If replacing the flapper and fill valve does not fix the issue, then you may need to clean the flapper for any built-up debris. To do this, remove the flapper from the toilet, fill a bucket with white vinegar, submerge the flapper in vinegar for 24 hours, and then rinse it with cold water before replacing it.

If none of the above steps fixes the problem, then your whistling toilet may indicate a need to check and repair your internal plumbing, such as the vent piping. In order to check this, you will need to enlist the help of a licensed plumber.

The process of stopping your toilet from whistling may require a bit of trial and error, but with the steps above, you should be able to identify the source of the issue and find an effective solution.

Why does it sound like my toilet is whistling?

Your toilet can sound like it’s whistling due to various mechanical problems. One common cause of this is air entering the system, either through a faulty seal or old plumbing. This causes a whistling noise as the air escapes out of the toilet.

Another possibility is a defective fill valve, which would cause the water to enter the tank too quickly and create a whistling noise. Additionally, a leaking flapper or flapper chain being too long can cause a whistling sound.

In rare cases, excessive mineral deposits or debris buildup in the pipes can also produce a whistling sound.

To determine the cause of the whistling sound, you may need to investigate your toilet’s inner workings. If the seals are faulty, you can attempt a manual repair.
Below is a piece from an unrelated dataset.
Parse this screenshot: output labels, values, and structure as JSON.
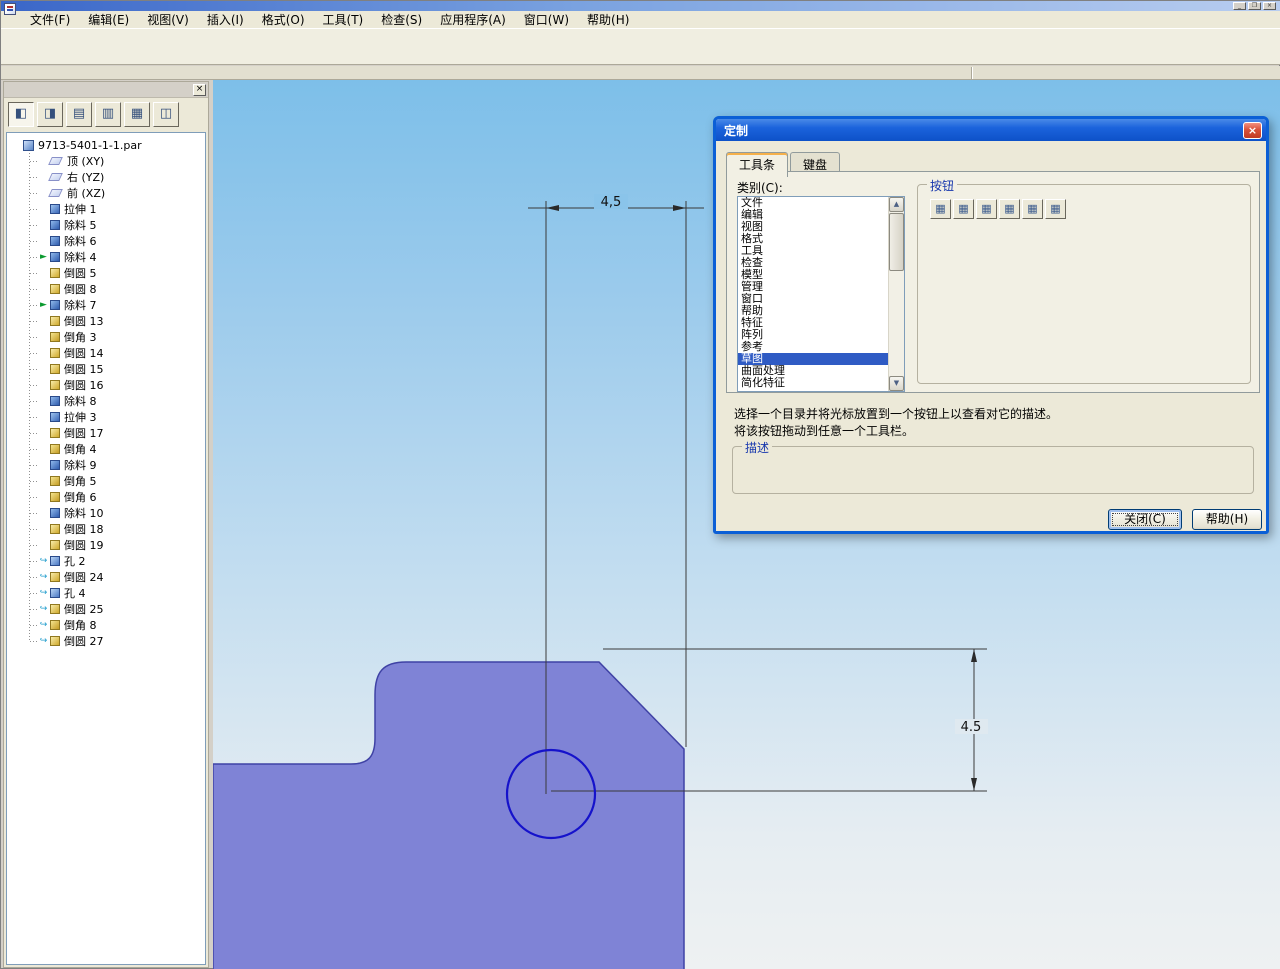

If it is the fill valve that needs to be repaired, then you may need to hire an experienced plumber to ascertain the issue and make the necessary repairs.

Lastly, if it is a flapper issue, you can find replacement parts and order replacements as needed.